Sunday, June 19, 2016

Oranges and Lemons Say the Bells of St. Clements

"Welcome to the garden of earthly delights,/ Welcome to a billion Arabian nights." This indeed is Oranges and Lemons: Oriental tales told in a psychedelic occidental way. Bright, upbeat melodies adorned by splendid saxophone honking and disjointed instrumentation spark a different kind of XTC LP (particularly on "Cynical Days", a sad song about growing old: "My faith in human nature's getting pretty thin./ Help me get through these cynical days,/ Help me get through my cynical ways./ You say it's just a passing phase"). There are angry political pamphlets: "Here comes president Kill again/ Surrounded by all of his killing men/ Telling us who, why, where and when/ President Kill wants killing again," and of course (it's XTC after all), there is the loving ("All around the world every boy and every girl need the loving./ The humble and the great even those we think we hate need the loving"). That's right, there should indeed be more lovers than politicians.

Taking the title from the opening line of Skylarking's "Ballet for a Rainy Day" (and of course from the British Nursery Rhyme), Oranges and Lemons combines XTC's power-pop with their psychedelic alter egos, The Dukes of Stratosphear (don’t walk, btw, rush to get Chips From the Chocolate Fireball, the best psychedelic compilation since The Rolling Stones' Flowers), clearly evident from the opener with its Indian raga motif, and follow-up "The Mayor of Simpleton," a clever re-write of Sam Cooke’s "Wonderful World." 


Of course, the best tracks on Oranges and Lemons deal with social issues.  Andy's "Poor Skeleton Steps Out" and "Scarecrow People" are pointed barbs aimed at the insensitive. Colin Moulding's "King for a Day" and "One of the Millions" are ear-candy melodies wrapped in lyrics that lament selfishness and the mob mentality. That's not to say that the boys don't take time out for fun and games. "The Loving," about how wonderful this green Earth would be if there was enough love to go around, is one of those songs that is just this side of being too cute for its own good, yet it works in an innocent way. "Pink Thing" is either a song about Partridge's newborn (as he claims) or about his penis (as every one else believes). Yet despite the puerile lyrics, it works in a demented way.  Maybe it's best to think of the track as the Mayor of Simpleton singing about his junk.
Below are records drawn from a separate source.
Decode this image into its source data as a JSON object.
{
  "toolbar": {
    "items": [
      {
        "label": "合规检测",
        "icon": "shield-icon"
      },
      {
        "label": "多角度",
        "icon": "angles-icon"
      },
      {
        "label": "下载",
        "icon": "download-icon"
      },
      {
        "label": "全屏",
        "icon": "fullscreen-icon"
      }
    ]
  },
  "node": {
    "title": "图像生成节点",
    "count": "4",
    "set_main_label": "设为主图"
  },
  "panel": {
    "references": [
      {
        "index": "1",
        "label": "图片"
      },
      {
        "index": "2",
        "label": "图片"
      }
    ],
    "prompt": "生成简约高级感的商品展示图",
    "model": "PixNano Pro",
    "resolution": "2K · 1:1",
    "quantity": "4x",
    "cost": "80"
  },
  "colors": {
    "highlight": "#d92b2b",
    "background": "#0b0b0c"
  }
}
Indeed, "Pink Thing" is what it is, a piece of bubblegum pop with absolutely no pretensions beyond that. It's a one joke pony, incredibly juvenile, but it's gloriously daft, never once takes itself seriously.



The album closes with two tracks from Andy. "Miniature Sun" reminds one of past abstract, melodically jarring songs like "Me And The Wind" and "You're The Wish You Are I Had," and shows the poetic prowess that sets Partridge over and above the pop tune-smith and into the realm of poet in the Shelley/Byron ilk. "Chalkhills and Children" is a floaty, dreamlike song that questions the validity of fame, all with the production creativity of Brian Wilson circa Pet Sounds. (Yep, pretty high praise for Andy.) My wife abhors XTC as silly. I don't know, "Miniature Sun" silly?


Don't come too close, Ill burn your arm
I'll bleach your hair, dust bowl your farm
I'll blind your eyes, you blinded mine
I'll spin with rage, all summertime
You made a miniature sun
Just take a look up in the night sky, I'm not the only one

I'm not the same now
I'm not that vain little boy that I was
I'm all to blame now
Look out below here I come

Man crashing down like a miniature sun
Man crashing down like a miniature sun
Man crashing down like a miniature sun
Man crashing down like a miniature sun